**About this task**. Copy every record exactly as it stands. Leave the pictures out.
=== Begin Enclosure ===
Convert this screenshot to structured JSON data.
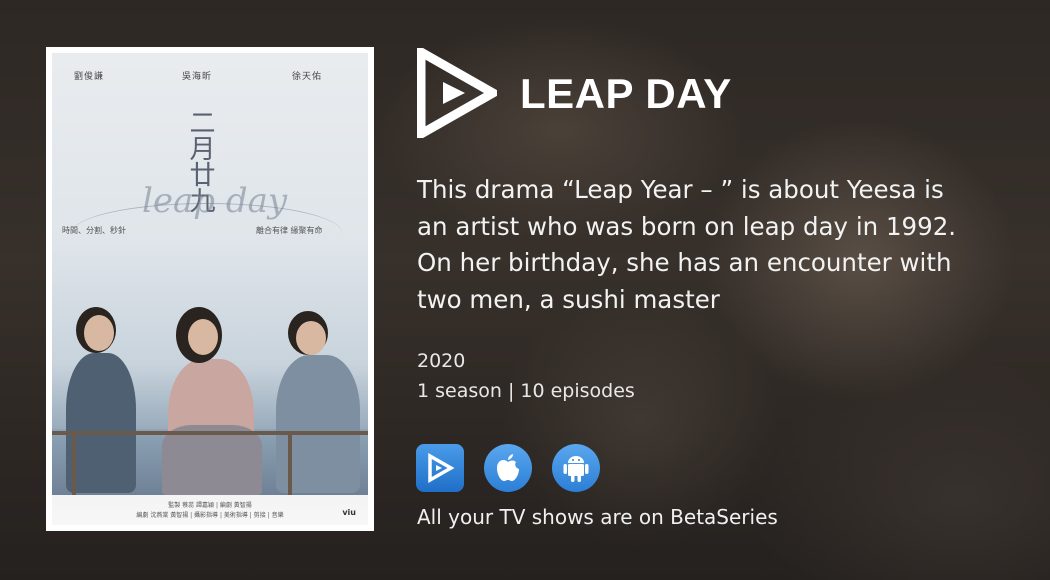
{
  "show": {
    "title": "LEAP DAY",
    "description": "This drama “Leap Year –        ” is about Yeesa is an artist who was born on leap day in 1992. On her birthday, she has an encounter with two men, a sushi master",
    "year": "2020",
    "seasons_episodes": "1 season | 10 episodes"
  },
  "poster": {
    "title_cjk": "二月廿九",
    "script_title": "leap day",
    "cast": [
      "劉俊謙",
      "吳海昕",
      "徐天佑"
    ],
    "tag_left": "時間、分割、秒針",
    "tag_right": "離合有律 緣聚有命",
    "credits_line1": "監製 蔡蕊 譚嘉穎 | 編劇 黃智揚",
    "credits_line2": "編劇 沈燕棠 黃智揚 | 攝影指導 | 美術指導 | 剪接 | 音樂",
    "brand": "viu"
  },
  "stores": [
    {
      "name": "BetaSeries",
      "icon": "betaseries-play-icon"
    },
    {
      "name": "App Store",
      "icon": "apple-icon"
    },
    {
      "name": "Google Play",
      "icon": "android-icon"
    }
  ],
  "footer": {
    "tagline": "All your TV shows are on BetaSeries"
  },
  "colors": {
    "accent": "#2c7fd6",
    "text": "#f4f4f4"
  }
}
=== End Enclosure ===
**Problem solution**.
Convert this screenshot to structured JSON data.
{
  "show": {
    "title": "LEAP DAY",
    "description": "This drama “Leap Year –        ” is about Yeesa is an artist who was born on leap day in 1992. On her birthday, she has an encounter with two men, a sushi master",
    "year": "2020",
    "seasons_episodes": "1 season | 10 episodes"
  },
  "poster": {
    "title_cjk": "二月廿九",
    "script_title": "leap day",
    "cast": [
      "劉俊謙",
      "吳海昕",
      "徐天佑"
    ],
    "tag_left": "時間、分割、秒針",
    "tag_right": "離合有律 緣聚有命",
    "credits_line1": "監製 蔡蕊 譚嘉穎 | 編劇 黃智揚",
    "credits_line2": "編劇 沈燕棠 黃智揚 | 攝影指導 | 美術指導 | 剪接 | 音樂",
    "brand": "viu"
  },
  "stores": [
    {
      "name": "BetaSeries",
      "icon": "betaseries-play-icon"
    },
    {
      "name": "App Store",
      "icon": "apple-icon"
    },
    {
      "name": "Google Play",
      "icon": "android-icon"
    }
  ],
  "footer": {
    "tagline": "All your TV shows are on BetaSeries"
  },
  "colors": {
    "accent": "#2c7fd6",
    "text": "#f4f4f4"
  }
}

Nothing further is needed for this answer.